Algorithms, machine learning, artificial intelligence, and other code-driven decisionmaking are increasingly hot topics for policymakers across the globe. The latest request for information came from the House of Commons Science and Technology Select Committee of the UK Parliament – a cross party body holding an inquiry into the use of algorithms in public and business decision making. Last week, Mozilla submitted comments on how we think about the intersection of algorithms and policy.
Our submission to the inquiry has a few main points:
- This is a new and evolving area in which even the terms we use to discuss the topic are not fixed. The committee should spend time working out how to frame good questions, as well as looking for answers.
- “Algorithm” is too general a concept to reason about. As well as having different uses, algorithms can be of several different types (outlined in our submission), and operated by either government or private sector organizations; those factors should have a significant effect on how we view them. Furthermore, the context of the decision-making is, in many cases, at least as important than the algorithm itself.
- Algorithms and data are inherently intertwined when there is machine learning; the data shapes the decision-making process.

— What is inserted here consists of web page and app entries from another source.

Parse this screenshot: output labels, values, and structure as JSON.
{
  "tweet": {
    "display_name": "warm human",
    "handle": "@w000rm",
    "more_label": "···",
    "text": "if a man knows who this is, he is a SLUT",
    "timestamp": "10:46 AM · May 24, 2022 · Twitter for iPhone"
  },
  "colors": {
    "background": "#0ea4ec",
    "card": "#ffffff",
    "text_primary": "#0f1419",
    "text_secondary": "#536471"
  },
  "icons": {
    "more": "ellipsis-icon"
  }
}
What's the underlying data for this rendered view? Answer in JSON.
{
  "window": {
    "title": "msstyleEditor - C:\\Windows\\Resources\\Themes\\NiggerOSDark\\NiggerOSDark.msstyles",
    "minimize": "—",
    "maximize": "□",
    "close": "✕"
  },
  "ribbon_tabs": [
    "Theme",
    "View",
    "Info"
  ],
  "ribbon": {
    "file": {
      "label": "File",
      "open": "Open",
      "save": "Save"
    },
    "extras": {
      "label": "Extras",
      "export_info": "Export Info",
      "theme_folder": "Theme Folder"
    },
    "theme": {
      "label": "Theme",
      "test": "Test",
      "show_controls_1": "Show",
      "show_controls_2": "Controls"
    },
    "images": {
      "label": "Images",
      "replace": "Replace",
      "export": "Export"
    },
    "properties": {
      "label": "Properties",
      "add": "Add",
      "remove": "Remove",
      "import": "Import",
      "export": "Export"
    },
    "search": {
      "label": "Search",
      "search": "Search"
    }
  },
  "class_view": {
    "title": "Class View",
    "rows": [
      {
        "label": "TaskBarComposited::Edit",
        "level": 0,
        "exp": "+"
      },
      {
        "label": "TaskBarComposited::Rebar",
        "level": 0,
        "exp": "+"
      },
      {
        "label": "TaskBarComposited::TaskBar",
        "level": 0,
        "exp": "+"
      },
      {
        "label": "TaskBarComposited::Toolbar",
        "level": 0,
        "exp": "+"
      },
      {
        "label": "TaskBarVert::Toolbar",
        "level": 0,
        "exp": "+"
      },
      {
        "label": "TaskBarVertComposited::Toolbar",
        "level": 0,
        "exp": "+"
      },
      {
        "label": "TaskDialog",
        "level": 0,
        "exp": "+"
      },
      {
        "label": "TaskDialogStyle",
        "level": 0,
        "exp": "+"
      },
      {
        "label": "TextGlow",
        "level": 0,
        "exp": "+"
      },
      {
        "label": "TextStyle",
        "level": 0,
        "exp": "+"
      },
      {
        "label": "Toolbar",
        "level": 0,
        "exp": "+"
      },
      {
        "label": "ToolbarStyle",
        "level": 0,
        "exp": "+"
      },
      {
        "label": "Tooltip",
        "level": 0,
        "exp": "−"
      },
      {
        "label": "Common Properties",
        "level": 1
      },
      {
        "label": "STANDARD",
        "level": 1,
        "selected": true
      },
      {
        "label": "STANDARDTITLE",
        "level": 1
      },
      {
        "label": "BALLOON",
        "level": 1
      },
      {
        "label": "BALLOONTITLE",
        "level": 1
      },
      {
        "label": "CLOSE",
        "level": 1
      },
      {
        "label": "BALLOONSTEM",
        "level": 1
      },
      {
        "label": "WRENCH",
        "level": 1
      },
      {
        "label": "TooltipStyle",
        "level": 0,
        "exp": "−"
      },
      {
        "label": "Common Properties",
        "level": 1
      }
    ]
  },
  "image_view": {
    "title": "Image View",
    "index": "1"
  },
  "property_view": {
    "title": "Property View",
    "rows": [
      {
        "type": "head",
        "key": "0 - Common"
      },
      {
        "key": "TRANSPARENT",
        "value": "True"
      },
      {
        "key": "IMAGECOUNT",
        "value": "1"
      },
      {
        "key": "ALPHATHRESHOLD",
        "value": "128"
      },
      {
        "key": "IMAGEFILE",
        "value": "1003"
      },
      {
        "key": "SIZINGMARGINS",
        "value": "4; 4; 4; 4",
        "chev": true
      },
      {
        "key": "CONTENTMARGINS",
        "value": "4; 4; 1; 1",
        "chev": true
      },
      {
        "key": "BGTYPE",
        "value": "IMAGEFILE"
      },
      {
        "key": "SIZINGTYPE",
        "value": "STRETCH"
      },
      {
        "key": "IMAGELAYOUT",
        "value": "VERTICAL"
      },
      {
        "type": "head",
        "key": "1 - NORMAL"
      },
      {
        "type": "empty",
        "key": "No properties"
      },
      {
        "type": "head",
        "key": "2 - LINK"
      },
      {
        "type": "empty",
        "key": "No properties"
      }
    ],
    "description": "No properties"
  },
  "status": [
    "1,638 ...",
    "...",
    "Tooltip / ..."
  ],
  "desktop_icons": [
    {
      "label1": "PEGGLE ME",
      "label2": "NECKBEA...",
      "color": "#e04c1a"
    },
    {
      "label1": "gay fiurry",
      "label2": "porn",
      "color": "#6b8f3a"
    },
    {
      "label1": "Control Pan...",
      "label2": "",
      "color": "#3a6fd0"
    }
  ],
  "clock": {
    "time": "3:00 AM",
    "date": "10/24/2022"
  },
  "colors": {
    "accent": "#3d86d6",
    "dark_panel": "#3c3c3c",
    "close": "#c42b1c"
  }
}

Just talking about one without the other will give an incomplete picture, and yet ideas of “data transparency” and “algorithm transparency” have very different issues and challenges.
- We believe that “accountability” rather than “transparency” is the best frame in which to consider algorithmic decision-making. While asking to “show me how it’s done” is an appealing idea in principle, in practice it is often very difficult, and ultimately not as helpful as may seem in understanding and addressing problems that arise.
Going forward, we’ll keep iterating on these points. There’s a broad set of policy questions that no one really has answers for yet – from the responsibility of a company to the changing cultural norms, what fairness means, and around delegating decisions to automation. A growing community of academics, policymakers, and technologists are thinking about how to make algorithmic decisionmaking better – and we’re going to be a part of that discussion.